--- WORK REQUEST ---
Starting at the first line below, copy through to the last line exactly.
··· SUPPLIED ENTRIES ···
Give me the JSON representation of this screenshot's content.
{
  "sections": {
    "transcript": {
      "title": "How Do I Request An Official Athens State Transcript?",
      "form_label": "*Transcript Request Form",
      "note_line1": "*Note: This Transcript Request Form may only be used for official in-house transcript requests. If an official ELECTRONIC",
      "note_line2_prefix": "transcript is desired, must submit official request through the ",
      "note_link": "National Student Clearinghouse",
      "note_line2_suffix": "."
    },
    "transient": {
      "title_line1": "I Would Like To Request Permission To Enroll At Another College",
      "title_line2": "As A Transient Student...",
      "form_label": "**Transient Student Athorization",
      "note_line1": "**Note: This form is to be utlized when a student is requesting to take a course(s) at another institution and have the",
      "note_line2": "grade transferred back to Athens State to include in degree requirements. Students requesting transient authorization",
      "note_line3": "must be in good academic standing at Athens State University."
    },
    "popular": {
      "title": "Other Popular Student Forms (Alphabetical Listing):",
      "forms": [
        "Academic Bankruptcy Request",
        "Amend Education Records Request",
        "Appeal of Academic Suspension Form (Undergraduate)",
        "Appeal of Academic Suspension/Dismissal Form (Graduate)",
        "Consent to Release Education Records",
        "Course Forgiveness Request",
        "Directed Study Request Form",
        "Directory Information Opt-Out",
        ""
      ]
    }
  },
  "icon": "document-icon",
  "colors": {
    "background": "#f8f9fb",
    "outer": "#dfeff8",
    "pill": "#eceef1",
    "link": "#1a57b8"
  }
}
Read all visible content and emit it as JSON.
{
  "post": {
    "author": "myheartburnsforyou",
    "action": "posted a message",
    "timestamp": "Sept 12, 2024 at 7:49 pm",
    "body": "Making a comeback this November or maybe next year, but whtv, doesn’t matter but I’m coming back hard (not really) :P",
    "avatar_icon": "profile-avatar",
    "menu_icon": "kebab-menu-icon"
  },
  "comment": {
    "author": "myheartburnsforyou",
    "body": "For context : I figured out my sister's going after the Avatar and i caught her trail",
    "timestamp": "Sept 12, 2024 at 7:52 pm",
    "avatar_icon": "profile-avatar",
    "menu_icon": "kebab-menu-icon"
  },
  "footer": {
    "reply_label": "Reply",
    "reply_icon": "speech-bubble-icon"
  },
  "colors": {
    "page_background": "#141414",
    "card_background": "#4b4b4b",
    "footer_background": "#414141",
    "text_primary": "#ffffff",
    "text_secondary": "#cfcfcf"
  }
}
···
--- ANSWER FOR THIS EXERCISE ---
Give me the JSON representation of this screenshot's content.
{
  "sections": {
    "transcript": {
      "title": "How Do I Request An Official Athens State Transcript?",
      "form_label": "*Transcript Request Form",
      "note_line1": "*Note: This Transcript Request Form may only be used for official in-house transcript requests. If an official ELECTRONIC",
      "note_line2_prefix": "transcript is desired, must submit official request through the ",
      "note_link": "National Student Clearinghouse",
      "note_line2_suffix": "."
    },
    "transient": {
      "title_line1": "I Would Like To Request Permission To Enroll At Another College",
      "title_line2": "As A Transient Student...",
      "form_label": "**Transient Student Athorization",
      "note_line1": "**Note: This form is to be utlized when a student is requesting to take a course(s) at another institution and have the",
      "note_line2": "grade transferred back to Athens State to include in degree requirements. Students requesting transient authorization",
      "note_line3": "must be in good academic standing at Athens State University."
    },
    "popular": {
      "title": "Other Popular Student Forms (Alphabetical Listing):",
      "forms": [
        "Academic Bankruptcy Request",
        "Amend Education Records Request",
        "Appeal of Academic Suspension Form (Undergraduate)",
        "Appeal of Academic Suspension/Dismissal Form (Graduate)",
        "Consent to Release Education Records",
        "Course Forgiveness Request",
        "Directed Study Request Form",
        "Directory Information Opt-Out",
        ""
      ]
    }
  },
  "icon": "document-icon",
  "colors": {
    "background": "#f8f9fb",
    "outer": "#dfeff8",
    "pill": "#eceef1",
    "link": "#1a57b8"
  }
}
Read all visible content and emit it as JSON.
{
  "post": {
    "author": "myheartburnsforyou",
    "action": "posted a message",
    "timestamp": "Sept 12, 2024 at 7:49 pm",
    "body": "Making a comeback this November or maybe next year, but whtv, doesn’t matter but I’m coming back hard (not really) :P",
    "avatar_icon": "profile-avatar",
    "menu_icon": "kebab-menu-icon"
  },
  "comment": {
    "author": "myheartburnsforyou",
    "body": "For context : I figured out my sister's going after the Avatar and i caught her trail",
    "timestamp": "Sept 12, 2024 at 7:52 pm",
    "avatar_icon": "profile-avatar",
    "menu_icon": "kebab-menu-icon"
  },
  "footer": {
    "reply_label": "Reply",
    "reply_icon": "speech-bubble-icon"
  },
  "colors": {
    "page_background": "#141414",
    "card_background": "#4b4b4b",
    "footer_background": "#414141",
    "text_primary": "#ffffff",
    "text_secondary": "#cfcfcf"
  }
}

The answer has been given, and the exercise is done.